§ Prompt:
Please restate the entries verbatim. The copy should hold no pictures.

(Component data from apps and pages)
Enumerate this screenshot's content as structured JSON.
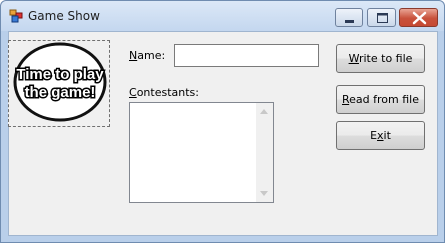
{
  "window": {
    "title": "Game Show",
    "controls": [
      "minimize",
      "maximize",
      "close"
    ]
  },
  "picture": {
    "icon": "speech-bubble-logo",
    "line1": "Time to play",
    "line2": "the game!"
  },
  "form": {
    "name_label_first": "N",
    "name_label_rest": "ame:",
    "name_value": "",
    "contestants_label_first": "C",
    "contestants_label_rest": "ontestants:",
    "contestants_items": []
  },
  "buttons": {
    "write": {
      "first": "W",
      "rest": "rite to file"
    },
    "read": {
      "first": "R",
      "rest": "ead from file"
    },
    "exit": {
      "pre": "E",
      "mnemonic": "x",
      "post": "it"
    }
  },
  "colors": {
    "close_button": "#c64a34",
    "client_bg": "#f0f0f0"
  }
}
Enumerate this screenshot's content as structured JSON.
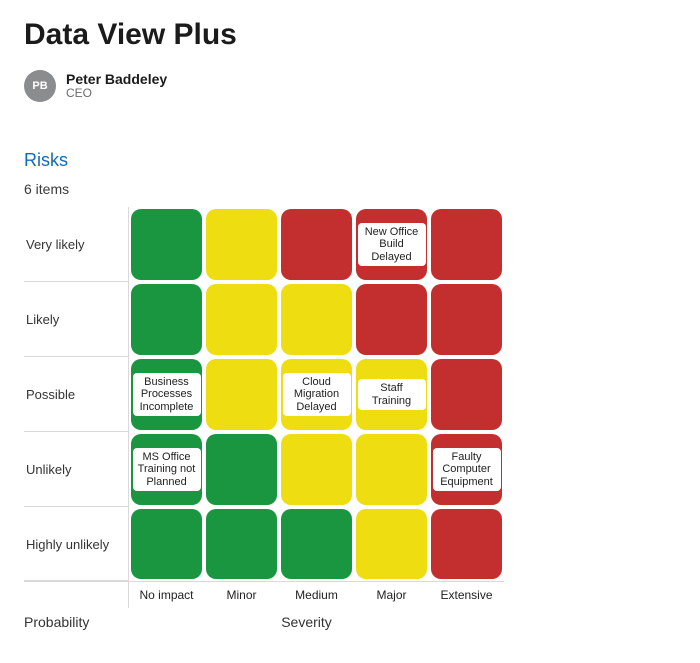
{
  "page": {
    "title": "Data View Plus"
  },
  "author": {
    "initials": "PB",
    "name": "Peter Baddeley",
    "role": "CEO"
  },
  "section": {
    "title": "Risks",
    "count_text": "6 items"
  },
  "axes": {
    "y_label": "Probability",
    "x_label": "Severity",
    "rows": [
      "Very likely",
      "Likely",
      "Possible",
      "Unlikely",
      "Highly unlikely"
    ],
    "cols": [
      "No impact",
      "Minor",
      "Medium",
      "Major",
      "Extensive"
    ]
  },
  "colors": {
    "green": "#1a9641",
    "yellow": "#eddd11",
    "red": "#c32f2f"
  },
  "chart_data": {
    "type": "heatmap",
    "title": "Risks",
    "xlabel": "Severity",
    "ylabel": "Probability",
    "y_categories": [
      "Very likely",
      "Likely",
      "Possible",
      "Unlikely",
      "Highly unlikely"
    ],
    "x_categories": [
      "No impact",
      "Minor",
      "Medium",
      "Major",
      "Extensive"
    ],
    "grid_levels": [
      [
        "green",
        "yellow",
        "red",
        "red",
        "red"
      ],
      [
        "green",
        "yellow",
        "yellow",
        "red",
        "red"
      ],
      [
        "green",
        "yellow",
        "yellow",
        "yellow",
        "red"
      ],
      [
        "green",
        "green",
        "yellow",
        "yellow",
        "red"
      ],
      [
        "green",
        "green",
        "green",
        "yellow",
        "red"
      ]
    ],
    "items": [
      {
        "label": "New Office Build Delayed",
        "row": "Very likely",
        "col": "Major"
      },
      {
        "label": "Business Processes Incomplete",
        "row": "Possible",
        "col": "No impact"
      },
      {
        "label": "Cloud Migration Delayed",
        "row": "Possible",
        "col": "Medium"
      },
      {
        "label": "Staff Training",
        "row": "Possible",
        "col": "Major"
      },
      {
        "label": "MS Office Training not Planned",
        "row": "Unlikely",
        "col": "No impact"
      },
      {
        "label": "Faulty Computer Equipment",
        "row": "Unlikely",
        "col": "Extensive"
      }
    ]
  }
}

§ Solution for this task:
Enumerate this screenshot's content as structured JSON.
{
  "window": {
    "title": "Game Show",
    "controls": [
      "minimize",
      "maximize",
      "close"
    ]
  },
  "picture": {
    "icon": "speech-bubble-logo",
    "line1": "Time to play",
    "line2": "the game!"
  },
  "form": {
    "name_label_first": "N",
    "name_label_rest": "ame:",
    "name_value": "",
    "contestants_label_first": "C",
    "contestants_label_rest": "ontestants:",
    "contestants_items": []
  },
  "buttons": {
    "write": {
      "first": "W",
      "rest": "rite to file"
    },
    "read": {
      "first": "R",
      "rest": "ead from file"
    },
    "exit": {
      "pre": "E",
      "mnemonic": "x",
      "post": "it"
    }
  },
  "colors": {
    "close_button": "#c64a34",
    "client_bg": "#f0f0f0"
  }
}
Enumerate this screenshot's content as structured JSON.
{
  "page": {
    "title": "Data View Plus"
  },
  "author": {
    "initials": "PB",
    "name": "Peter Baddeley",
    "role": "CEO"
  },
  "section": {
    "title": "Risks",
    "count_text": "6 items"
  },
  "axes": {
    "y_label": "Probability",
    "x_label": "Severity",
    "rows": [
      "Very likely",
      "Likely",
      "Possible",
      "Unlikely",
      "Highly unlikely"
    ],
    "cols": [
      "No impact",
      "Minor",
      "Medium",
      "Major",
      "Extensive"
    ]
  },
  "colors": {
    "green": "#1a9641",
    "yellow": "#eddd11",
    "red": "#c32f2f"
  },
  "chart_data": {
    "type": "heatmap",
    "title": "Risks",
    "xlabel": "Severity",
    "ylabel": "Probability",
    "y_categories": [
      "Very likely",
      "Likely",
      "Possible",
      "Unlikely",
      "Highly unlikely"
    ],
    "x_categories": [
      "No impact",
      "Minor",
      "Medium",
      "Major",
      "Extensive"
    ],
    "grid_levels": [
      [
        "green",
        "yellow",
        "red",
        "red",
        "red"
      ],
      [
        "green",
        "yellow",
        "yellow",
        "red",
        "red"
      ],
      [
        "green",
        "yellow",
        "yellow",
        "yellow",
        "red"
      ],
      [
        "green",
        "green",
        "yellow",
        "yellow",
        "red"
      ],
      [
        "green",
        "green",
        "green",
        "yellow",
        "red"
      ]
    ],
    "items": [
      {
        "label": "New Office Build Delayed",
        "row": "Very likely",
        "col": "Major"
      },
      {
        "label": "Business Processes Incomplete",
        "row": "Possible",
        "col": "No impact"
      },
      {
        "label": "Cloud Migration Delayed",
        "row": "Possible",
        "col": "Medium"
      },
      {
        "label": "Staff Training",
        "row": "Possible",
        "col": "Major"
      },
      {
        "label": "MS Office Training not Planned",
        "row": "Unlikely",
        "col": "No impact"
      },
      {
        "label": "Faulty Computer Equipment",
        "row": "Unlikely",
        "col": "Extensive"
      }
    ]
  }
}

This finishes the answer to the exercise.